A newly restored version of this film will be playing at theaters around the country this summer — not in Las Vegas, you’ll notice, but it’s always a hard day’s night here.  If you’re going to be in any of the cities listed at the link below, check it out:

A Hard Day’s Night Screenings


I saw the first showing of the film in Washington, D. C. when it came out with my friend Bill Bowman.  The theater was electric with excitement before the show, and when the United Artists logo came up on the screen, people (mostly girls) started screaming and didn’t stop until the film was over, with spikes of hysteria at the first appearance of each Beatle and during the songs.

I had to go see it again the next week, when things had calmed down a bit, just to hear what was going on on the soundtrack.



Raoul Walsh’s The Big Trail from 1930 is one of the most beautiful movies in the history of cinema.  Almost every shot is masterfully composed, lit and choreographed, moving effortlessly between the lyrical and the epic, astonishing at every turn.

It was filmed in an early widescreen process that didn’t catch on but the movie survives in that form, and is now available in a Blu-ray edition that does more than a measure of justice to Walsh’s achievement, which is really amazing.  He made one of the first full-scale widescreen films and it’s as elegant and accomplished as any that have followed it, including the widescreen pictures of John Ford and David Lean.


Unfortunately the film was an early talkie, and though the sound recording on a wide variety of exterior locations is technically impressive, the actors deliver their lines in a stilted, declamatory style, perhaps for the benefit of the microphones, which seriously undermines the total effect of the movie.  It doesn’t help that their dialogue is clumsy in its own right, very badly written.

Once you get past this flaw, however, you’re  treated to a visual feast that’s inexhaustible, a pageant of breathtaking images that are simply unforgettable.
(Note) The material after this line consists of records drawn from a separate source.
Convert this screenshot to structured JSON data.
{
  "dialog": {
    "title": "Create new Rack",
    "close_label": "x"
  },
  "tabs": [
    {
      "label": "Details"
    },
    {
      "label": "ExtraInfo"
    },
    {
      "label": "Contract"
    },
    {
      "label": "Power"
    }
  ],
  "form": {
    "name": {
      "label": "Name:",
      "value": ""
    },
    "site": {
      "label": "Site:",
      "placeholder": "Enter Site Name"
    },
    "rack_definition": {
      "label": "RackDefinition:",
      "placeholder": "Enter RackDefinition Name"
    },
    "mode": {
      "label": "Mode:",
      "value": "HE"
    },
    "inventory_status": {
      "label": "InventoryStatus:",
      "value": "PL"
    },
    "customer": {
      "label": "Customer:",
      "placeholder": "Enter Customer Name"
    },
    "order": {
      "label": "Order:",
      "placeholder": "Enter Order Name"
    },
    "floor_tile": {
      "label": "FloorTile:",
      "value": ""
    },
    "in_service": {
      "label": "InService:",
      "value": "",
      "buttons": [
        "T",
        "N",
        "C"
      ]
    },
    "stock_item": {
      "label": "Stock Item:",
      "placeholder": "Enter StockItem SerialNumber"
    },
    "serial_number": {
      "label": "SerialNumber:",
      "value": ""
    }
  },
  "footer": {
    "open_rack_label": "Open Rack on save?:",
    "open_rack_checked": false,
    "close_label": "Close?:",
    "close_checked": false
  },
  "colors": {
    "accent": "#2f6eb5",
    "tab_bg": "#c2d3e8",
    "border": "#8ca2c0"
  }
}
This quirky Western from 1978 got a limited theatrical release when it first came out and then disappeared from sight but has recently been released on Blu-ray by Kino.  It’s sort of an American version of a Spaghetti Western, slightly tongue-in-cheek and occasionally verging on the surreal, with a score that rather deliberately mimics Ennio Morricone’s work for Sergio Leone.


Christopher Walken, looking impossibly young and pretty, does a fair impersonation of The Man With No Name, though his character does have a name of sorts here — Mr. Rainbow.  Margot Kidder, looking equally young and pretty, plays the female lead.


The narrative meanders off the trail aimlessly from time to time, and the tale never gathers much momentum, but the film is always engaging, primarily because Walken and Kidder are so engaging.  It was handsomely shot, apart from a few too many zooms, by the estimable Michael Chapman, uncredited on the film for some reason.

If you like Westerns you’ll enjoy it, and even if you don’t like Westerns you’ll probably find it fascinating for its off-beat charm and imagination.



This ninth James Bond film, and the first to star Roger Moore as 007, has one of the best action set pieces in the whole series — the speedboat chase through the bayous in Louisiana.  It’s beautiful, exciting and punctuated with some truly impressive practical stunts, of the sort we’re never likely to see again in this age of digital cinema.


Jane Seymour as Solitaire makes a surprisingly alluring Bond Girl.  She’s always been a strikingly attractive woman, but she developed a sort of prissy persona as a grande dame of television dramas.  Here, at age 22, she’s delightfully fresh and unaffected.  She takes her modest acting chores seriously enough, but she also seems to be having fun, and is genuinely sexy.


Roger Moore is not Sean Connery, of course, but he’s effective enough as Bond, and the title song by Paul McCartney is a classic.  All in all Live and Let Die is a more than respectable entertainment.

Click on the images to enlarge.